Se tirer une bûche: This literally means “to haul oneself a log,” but it figuratively means “pull up a seat/chair,” or simply “to sit down.”

Et aussi:

Se faire passer un sapin:  to get scammed

Ma blonde/ mon cheum: my girlfriend/ my boyfriend

Tabernacle!/ Ostie!: lots of québécois swear words actually come from religious vocabulary!

Famous Québécois 

Céline Dion is by far the most famous French-Canadian celebrity, but there are plenty of others you should know about! To celebrate its 30th anniversary, the Canadian Encyclopedia created a list of 30 famous francophones from all corners of French-speaking Canada. Check it out here. A few of our favorite famous French-speaking Canadians include Guy Laliberté, the founder of Cirque du Soleil, and Michel Tremblay, a famous playwright who wrote Les Belles-soeurs. We also adore director Jean Marc Vallée, who has made many famous English-language films including Dallas Buyers Club, as well as one of the best Québécois films of all time: C.R.A.Z.Y.  And, finally, we recommend that you watch the films of Montreal-born Xavier Dolan (see below)!

 

Tips for Learning Québécois French 

If you want to learn more about Québécois language and culture, you should immerse yourself by watching French Canadian movies, listening to French Canadian music, podcasts or radio shows, and reading books by French-Canadian authors. Here are a few suggestions:

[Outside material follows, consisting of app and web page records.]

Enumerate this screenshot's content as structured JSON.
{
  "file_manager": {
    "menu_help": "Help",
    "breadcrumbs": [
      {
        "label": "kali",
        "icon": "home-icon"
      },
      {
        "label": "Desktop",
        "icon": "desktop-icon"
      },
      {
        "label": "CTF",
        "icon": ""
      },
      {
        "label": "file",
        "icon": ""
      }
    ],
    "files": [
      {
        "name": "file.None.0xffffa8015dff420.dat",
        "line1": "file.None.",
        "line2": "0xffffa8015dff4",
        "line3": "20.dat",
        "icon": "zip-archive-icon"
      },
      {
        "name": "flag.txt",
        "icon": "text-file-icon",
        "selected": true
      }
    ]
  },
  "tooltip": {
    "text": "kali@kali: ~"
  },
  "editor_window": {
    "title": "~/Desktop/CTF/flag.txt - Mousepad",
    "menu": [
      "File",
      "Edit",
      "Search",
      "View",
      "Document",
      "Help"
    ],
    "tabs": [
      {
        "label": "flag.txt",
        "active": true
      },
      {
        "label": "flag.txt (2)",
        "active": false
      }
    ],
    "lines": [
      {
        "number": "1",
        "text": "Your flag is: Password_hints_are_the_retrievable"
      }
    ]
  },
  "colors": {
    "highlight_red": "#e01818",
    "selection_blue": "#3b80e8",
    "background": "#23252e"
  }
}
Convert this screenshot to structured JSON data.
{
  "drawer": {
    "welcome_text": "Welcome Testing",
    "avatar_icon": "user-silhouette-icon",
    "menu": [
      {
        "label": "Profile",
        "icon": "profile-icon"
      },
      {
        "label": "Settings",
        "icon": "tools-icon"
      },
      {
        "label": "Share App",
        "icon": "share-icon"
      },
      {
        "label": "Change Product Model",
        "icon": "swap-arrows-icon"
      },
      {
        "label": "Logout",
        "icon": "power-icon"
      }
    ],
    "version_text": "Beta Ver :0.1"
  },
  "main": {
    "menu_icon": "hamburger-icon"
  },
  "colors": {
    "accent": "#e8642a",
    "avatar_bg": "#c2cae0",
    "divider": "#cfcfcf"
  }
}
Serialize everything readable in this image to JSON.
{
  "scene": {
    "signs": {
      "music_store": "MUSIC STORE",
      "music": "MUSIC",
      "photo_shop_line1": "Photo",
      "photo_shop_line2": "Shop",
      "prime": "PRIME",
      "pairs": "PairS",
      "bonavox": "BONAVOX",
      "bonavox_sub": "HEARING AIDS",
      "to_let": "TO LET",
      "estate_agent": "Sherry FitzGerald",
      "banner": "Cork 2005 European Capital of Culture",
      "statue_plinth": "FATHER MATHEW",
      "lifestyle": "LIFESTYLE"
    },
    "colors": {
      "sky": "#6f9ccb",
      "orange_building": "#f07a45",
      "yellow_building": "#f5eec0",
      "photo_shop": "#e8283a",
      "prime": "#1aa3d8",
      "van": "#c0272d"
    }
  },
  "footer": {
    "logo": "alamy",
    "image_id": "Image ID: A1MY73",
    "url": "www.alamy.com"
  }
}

Movies: 

Bon Cop, Bad Cop: Two police officers who are radically different (one is from Montreal and obeys the law, the other from Toronto and breaks the rules) are forced to work together to solve a mystery.

Incendies: This was nominated for an Oscar and is Denis Villeneuve at his best. 

Monsieur Lazhar: Arguably the best Québécois film ever made, Monsieur Lazhar is about a substitute teacher who forms a close relationship with his students. 

Other movies you should check out: Starbuck, C.R.A.Z.Y., Les Invasions barbares, and Xavier Dolan’s oeuvre (J’ai tué ma mère, Les amours imaginairesLaurence Anyways, Mommy)

Radio/Podcasts: 

Radio Canada: Try “Ici Radio Canada Première” for news shows and if you’re interested in literature, we recommend Plus on est de fous, plus on lit! 

Périphéries: Magnéto has a variety of excellent podcasts. This one is about stories that pass under the radar.

Avenir d’idées: This podcast is about innovative solutions to today’s social and political problems.

Books: 

Mad Shadows by Marie-Claire Blais: Published under its original title La belle bête in 1959, this novel shocked Catholic Québécois readers upon its release with its gritty depiction of a dysfunctional family. 

The Enigma of the Return by Dany Laferrière: Laferrière’s semi-autobiographical novel is about a Haitian émigré living in Montreal who must return to his native country for his father’s burial. 

The Tin Flute by Gabrielle Roy: A story about familial bonds and survival during World War II, this classic novel won multiple literary awards and has been called the greatest Québécois novel.